Source data:
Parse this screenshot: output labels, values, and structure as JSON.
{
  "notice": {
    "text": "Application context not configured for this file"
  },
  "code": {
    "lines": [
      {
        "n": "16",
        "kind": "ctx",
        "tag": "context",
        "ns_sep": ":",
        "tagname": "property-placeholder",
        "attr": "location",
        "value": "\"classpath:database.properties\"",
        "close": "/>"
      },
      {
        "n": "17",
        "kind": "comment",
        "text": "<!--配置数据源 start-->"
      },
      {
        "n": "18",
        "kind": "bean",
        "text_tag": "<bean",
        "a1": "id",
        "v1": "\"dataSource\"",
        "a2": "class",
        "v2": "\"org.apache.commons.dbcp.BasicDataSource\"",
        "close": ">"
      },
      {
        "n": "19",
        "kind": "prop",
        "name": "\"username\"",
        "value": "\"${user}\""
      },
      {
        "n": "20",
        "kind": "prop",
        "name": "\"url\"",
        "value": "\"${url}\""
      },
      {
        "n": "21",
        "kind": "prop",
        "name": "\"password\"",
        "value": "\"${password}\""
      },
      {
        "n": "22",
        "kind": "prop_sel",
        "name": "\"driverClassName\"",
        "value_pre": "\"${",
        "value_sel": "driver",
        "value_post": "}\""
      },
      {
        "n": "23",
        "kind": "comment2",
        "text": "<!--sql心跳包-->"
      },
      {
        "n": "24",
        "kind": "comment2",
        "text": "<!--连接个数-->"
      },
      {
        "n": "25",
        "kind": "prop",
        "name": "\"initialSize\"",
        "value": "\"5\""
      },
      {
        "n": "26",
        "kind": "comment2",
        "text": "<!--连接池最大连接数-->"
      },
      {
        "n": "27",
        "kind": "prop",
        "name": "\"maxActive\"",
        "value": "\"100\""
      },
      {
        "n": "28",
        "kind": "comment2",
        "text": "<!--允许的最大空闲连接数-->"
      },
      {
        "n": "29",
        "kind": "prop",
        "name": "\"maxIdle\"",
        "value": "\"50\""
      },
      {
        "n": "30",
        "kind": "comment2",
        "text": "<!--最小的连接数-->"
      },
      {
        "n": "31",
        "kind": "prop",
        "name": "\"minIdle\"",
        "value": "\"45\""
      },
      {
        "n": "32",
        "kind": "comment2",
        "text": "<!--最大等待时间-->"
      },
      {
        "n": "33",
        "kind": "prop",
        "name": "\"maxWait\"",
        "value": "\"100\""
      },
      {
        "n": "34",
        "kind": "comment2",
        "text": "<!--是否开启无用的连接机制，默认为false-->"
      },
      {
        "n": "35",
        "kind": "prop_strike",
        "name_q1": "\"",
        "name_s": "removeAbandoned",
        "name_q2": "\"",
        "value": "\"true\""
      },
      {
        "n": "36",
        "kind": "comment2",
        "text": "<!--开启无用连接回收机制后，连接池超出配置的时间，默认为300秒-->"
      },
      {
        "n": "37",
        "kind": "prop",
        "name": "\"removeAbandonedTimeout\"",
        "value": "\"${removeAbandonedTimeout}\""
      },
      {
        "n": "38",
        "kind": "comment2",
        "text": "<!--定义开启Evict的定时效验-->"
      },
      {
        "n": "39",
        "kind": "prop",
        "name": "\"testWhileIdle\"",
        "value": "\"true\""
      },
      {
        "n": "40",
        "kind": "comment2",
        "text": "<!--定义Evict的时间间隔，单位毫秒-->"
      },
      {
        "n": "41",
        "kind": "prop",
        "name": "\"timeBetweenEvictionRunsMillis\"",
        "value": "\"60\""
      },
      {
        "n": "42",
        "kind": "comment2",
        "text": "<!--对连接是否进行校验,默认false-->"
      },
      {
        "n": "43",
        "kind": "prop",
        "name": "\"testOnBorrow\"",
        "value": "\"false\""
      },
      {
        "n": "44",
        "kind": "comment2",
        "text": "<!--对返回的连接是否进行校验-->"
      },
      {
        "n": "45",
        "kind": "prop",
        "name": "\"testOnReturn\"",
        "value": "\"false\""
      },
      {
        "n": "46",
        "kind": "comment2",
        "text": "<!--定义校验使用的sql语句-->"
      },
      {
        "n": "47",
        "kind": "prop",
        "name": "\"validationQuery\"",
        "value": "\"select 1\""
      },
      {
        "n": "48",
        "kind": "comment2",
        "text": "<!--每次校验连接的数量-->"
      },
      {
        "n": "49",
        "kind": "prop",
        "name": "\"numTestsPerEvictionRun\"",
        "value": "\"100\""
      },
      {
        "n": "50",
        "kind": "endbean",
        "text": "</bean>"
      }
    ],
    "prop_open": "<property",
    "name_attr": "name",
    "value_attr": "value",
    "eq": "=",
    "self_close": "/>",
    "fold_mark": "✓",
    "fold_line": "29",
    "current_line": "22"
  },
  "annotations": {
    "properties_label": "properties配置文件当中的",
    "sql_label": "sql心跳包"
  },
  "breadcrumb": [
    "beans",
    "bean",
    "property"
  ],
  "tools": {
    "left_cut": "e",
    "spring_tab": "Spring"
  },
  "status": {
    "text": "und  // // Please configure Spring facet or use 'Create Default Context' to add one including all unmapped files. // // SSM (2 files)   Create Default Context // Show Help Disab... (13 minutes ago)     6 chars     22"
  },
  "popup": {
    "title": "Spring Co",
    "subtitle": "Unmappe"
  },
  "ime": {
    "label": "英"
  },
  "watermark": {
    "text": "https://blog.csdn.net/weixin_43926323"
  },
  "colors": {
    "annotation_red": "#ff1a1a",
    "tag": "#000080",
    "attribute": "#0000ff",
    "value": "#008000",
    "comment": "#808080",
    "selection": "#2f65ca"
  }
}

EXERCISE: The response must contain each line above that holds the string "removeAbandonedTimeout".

TASK RESULT:
        "name": "\"removeAbandonedTimeout\"",
        "value": "\"${removeAbandonedTimeout}\""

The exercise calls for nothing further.